Another reason is connected to the US, already the number one oil producer in the world and to the shale oil output. In order to keep the price up, oil exporting countries would have to cut production further, analysts say. But the oil output in North America is not falling as expected by the Saudis. Quoting a US analyst, we could say that the production in the Gulf of Mexico should hit 1.84 million barrels in Q1 2017, meaning a 16% increase y.o.y. Having in view the closing down of some shale oil exploitations in the US and other developments, the impact on the oil output would be reduced, from 9.43 million barrels per day in 2015 to 8.7 million barrels per day in 2016 and to 8.4 million barrels per day in 2017 – meaning only one million barrel per day.

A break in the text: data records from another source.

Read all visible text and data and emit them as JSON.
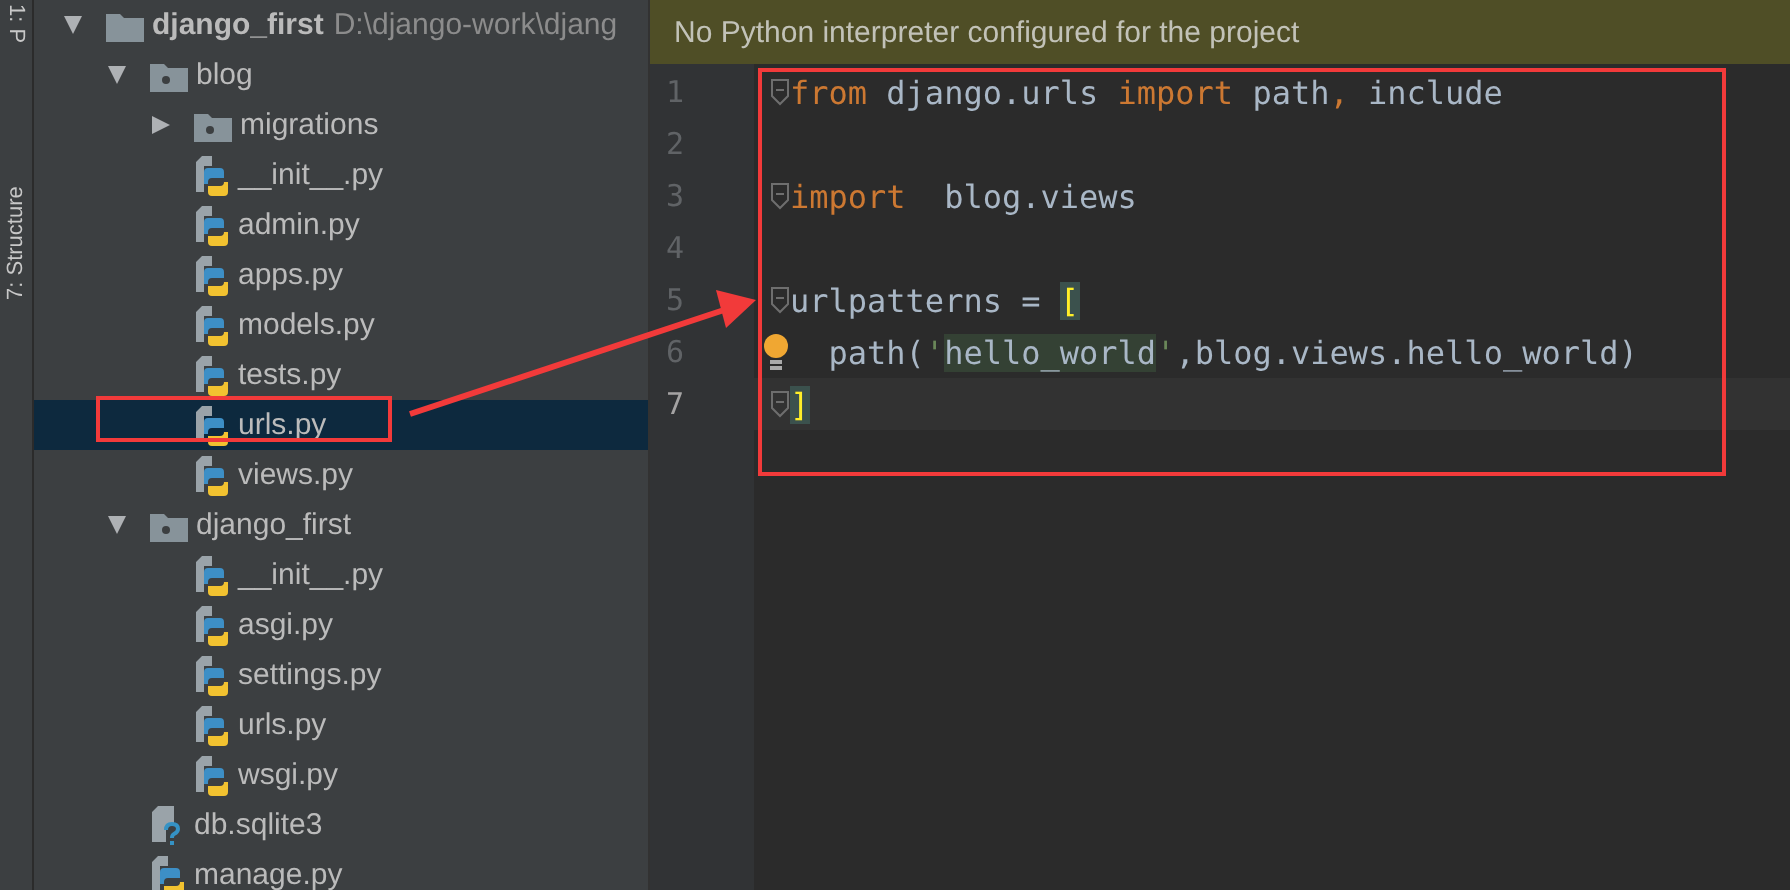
{
  "side_strip": {
    "tabs": [
      "1: P",
      "7: Structure"
    ]
  },
  "project_tree": {
    "root": {
      "name": "django_first",
      "path": "D:\\django-work\\djang",
      "expanded": true,
      "selected": false,
      "children": [
        {
          "name": "blog",
          "kind": "package",
          "expanded": true,
          "selected": false,
          "children": [
            {
              "name": "migrations",
              "kind": "package",
              "expanded": false,
              "selected": false
            },
            {
              "name": "__init__.py",
              "kind": "python",
              "selected": false
            },
            {
              "name": "admin.py",
              "kind": "python",
              "selected": false
            },
            {
              "name": "apps.py",
              "kind": "python",
              "selected": false
            },
            {
              "name": "models.py",
              "kind": "python",
              "selected": false
            },
            {
              "name": "tests.py",
              "kind": "python",
              "selected": false
            },
            {
              "name": "urls.py",
              "kind": "python",
              "selected": true
            },
            {
              "name": "views.py",
              "kind": "python",
              "selected": false
            }
          ]
        },
        {
          "name": "django_first",
          "kind": "package",
          "expanded": true,
          "selected": false,
          "children": [
            {
              "name": "__init__.py",
              "kind": "python",
              "selected": false
            },
            {
              "name": "asgi.py",
              "kind": "python",
              "selected": false
            },
            {
              "name": "settings.py",
              "kind": "python",
              "selected": false
            },
            {
              "name": "urls.py",
              "kind": "python",
              "selected": false
            },
            {
              "name": "wsgi.py",
              "kind": "python",
              "selected": false
            }
          ]
        },
        {
          "name": "db.sqlite3",
          "kind": "unknown",
          "selected": false
        },
        {
          "name": "manage.py",
          "kind": "python",
          "selected": false
        }
      ]
    }
  },
  "editor": {
    "banner": "No Python interpreter configured for the project",
    "lines": [
      {
        "number": "1",
        "fold": true,
        "bulb": false,
        "current": false,
        "tokens": [
          {
            "kind": "keyword",
            "text": "from"
          },
          {
            "kind": "plain",
            "text": " django.urls "
          },
          {
            "kind": "keyword",
            "text": "import"
          },
          {
            "kind": "plain",
            "text": " path"
          },
          {
            "kind": "keyword",
            "text": ","
          },
          {
            "kind": "plain",
            "text": " include"
          }
        ]
      },
      {
        "number": "2",
        "fold": false,
        "bulb": false,
        "current": false
      },
      {
        "number": "3",
        "fold": true,
        "bulb": false,
        "current": false,
        "tokens": [
          {
            "kind": "keyword",
            "text": "import"
          },
          {
            "kind": "plain",
            "text": "  blog.views"
          }
        ]
      },
      {
        "number": "4",
        "fold": false,
        "bulb": false,
        "current": false
      },
      {
        "number": "5",
        "fold": true,
        "bulb": false,
        "current": false,
        "tokens": [
          {
            "kind": "plain",
            "text": "urlpatterns = "
          },
          {
            "kind": "bracket",
            "text": "["
          }
        ]
      },
      {
        "number": "6",
        "fold": false,
        "bulb": true,
        "current": false,
        "tokens": [
          {
            "kind": "plain",
            "text": "  path("
          },
          {
            "kind": "string",
            "text": "'"
          },
          {
            "kind": "string-match",
            "text": "hello_world"
          },
          {
            "kind": "string",
            "text": "'"
          },
          {
            "kind": "plain",
            "text": ",blog.views.hello_world)"
          }
        ]
      },
      {
        "number": "7",
        "fold": true,
        "bulb": false,
        "current": true,
        "tokens": [
          {
            "kind": "bracket",
            "text": "]"
          }
        ]
      }
    ]
  }
}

Furthermore, it seems Canadian oil will hit the US market in 2016, as the Canadian market is full. It is said that exports to the US will increase this year from 3.9 million barrels per day in January to 4.1 million barrels per day in December, meaning some 800,000 barrels per day from Canada to the US.
In this context, there comes again the question: where is the oil price heading to?
Most analysts take into consideration the threats against oil companies. A recent report shows large banks are getting more exposed to the risks related to oil price. Hence, JPMorgan’s real exposure to oil and gas is some USD 44 billion, with almost 40% coming from the highly endangered exploration and production companies and 19% from the oil service companies. In addition, Wells Fargo has a USD 42 billion exposure to the sector, with 45% being exploration and production and 20% oil field services.
To this situation we could add that, according to a Deloitte survey, that a third of world oil producers risk going bankrupt in 2016, due to the low level of price, meaning 175 companies having debts of over USD 150 billion.
Will the oil prices go up or down? Will they remain at the current levels?
From the individual consumer the news may be good, but for the large players on the oil market it’s not so.
Two recent surveys say the oil price will remain low. Vitol Group says the oil price may remain low on long term, probably ten years – due to China’s economy slowdown and to the shale oil output in the US. The anticipated price range: USD 40-60 per barrel. The second survey comes from the International Energy Agency (IEA) which says on short term a price rise for crude oil is improbable, as the excess oil will dominate the market the next year as well. IEA anticipates Iran will take Iraq’s place in terms of output increase and that in 2017 a balance between supply and demand is possible, however the huge stocks accumulated will soften the pace of recovery in the oil price. The agency admits that earlier anticipations regarding the oil price were far from reality.
Let’s note that the IEA report came after the agreement signed in Doha, showing that very few have taken seriously the output freezing agenda. It seems that, for most of those involved on the oil market, one way or another, the agreement does not scare, nor does it comfort anyone.